You snooze, you lose. The Durango Blues Train, which features the Ben Miller Band, Moreland & Arbuckle, Eagle Eye Williamson and others, sold out for both Friday and Saturday. Fret not, my friend. They’ll offer more trains Aug. 12-13, featuring the Hazel Miller Band, JW-Jones, Reverend Deadeye and more. Visit for tickets.

It’s Firkin Friday this week! This time around, Steamworks taps Hopricot at 3 p.m. “For the firkin, we used our Colorado Kölsch as the base and added our signature chili blend ... plus an apricot puree.
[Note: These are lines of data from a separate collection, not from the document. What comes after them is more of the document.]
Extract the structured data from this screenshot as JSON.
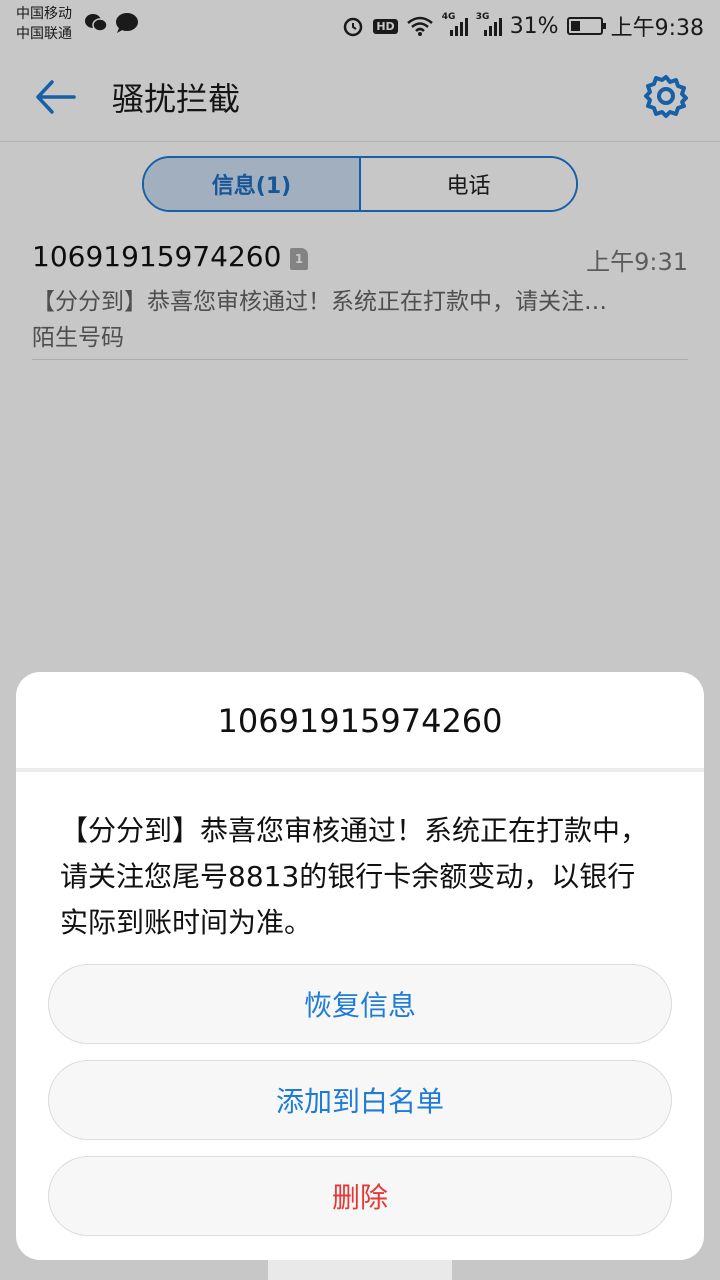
{
  "statusbar": {
    "carrier1": "中国移动",
    "carrier2": "中国联通",
    "left_icons": [
      "wechat-icon",
      "chat-bubble-icon"
    ],
    "hd_label": "HD",
    "net1_label": "4G",
    "net2_label": "3G",
    "battery_percent": "31%",
    "battery_level": 0.31,
    "time": "上午9:38"
  },
  "appbar": {
    "title": "骚扰拦截",
    "back_icon": "back-arrow-icon",
    "settings_icon": "gear-icon"
  },
  "tabs": [
    {
      "label": "信息(1)",
      "active": true
    },
    {
      "label": "电话",
      "active": false
    }
  ],
  "message": {
    "number": "10691915974260",
    "sim": "1",
    "time": "上午9:31",
    "preview": "【分分到】恭喜您审核通过！系统正在打款中，请关注…",
    "tag": "陌生号码"
  },
  "dialog": {
    "title": "10691915974260",
    "body": "【分分到】恭喜您审核通过！系统正在打款中，请关注您尾号8813的银行卡余额变动，以银行实际到账时间为准。",
    "restore_label": "恢复信息",
    "whitelist_label": "添加到白名单",
    "delete_label": "删除"
  },
  "colors": {
    "accent": "#1e7bd6",
    "danger": "#e53935"
  }
}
The result is a pleasantly sweet and spicy, balanced light beer,” said director of brewing Ken Martin.

Elsewhere: the Pete Giuliani Band plays at James Ranch for Burger & a Band Night from 5-8 p.m. tonight; the Black Velvet duo swings at Dalton Ranch at 6 p.m. tonight, while the trio returns to the Balcony at 4 p.m. Sunday; Hello Dollface rocks Moe’s from 6-9, while DJ Icite follows at 9; the Animas River Days After Rinse Party takes place at 9 p.m. Saturday at the Balcony Backstage and features Krunkle Tom and Mountain Menace; and DJ Noonz returns to Moe’s at 9 p.m. Saturday.

This week’s Top Shelf list is my checklist for Pagosa Folk’n Bluegrass:

1. Soiled Doves Vodka and Bloody Maria mix
2. A well-stocked beer cooler with Mexican Logger, Rudie and Hop Ivy, among others
3. Frozen quarts of my turkey green chile posole for late-night grub and quail-stuffed jalapeño poppers
4. Rain gear
5. Sunscreen
6. Cash for the kettle corn!
7. My lucky pink Elvis koozies
8. Camping gear
9. The wife & kids
10. My sidekick, Miller

Standing on the corner when I heard my bulldog bark? Email me at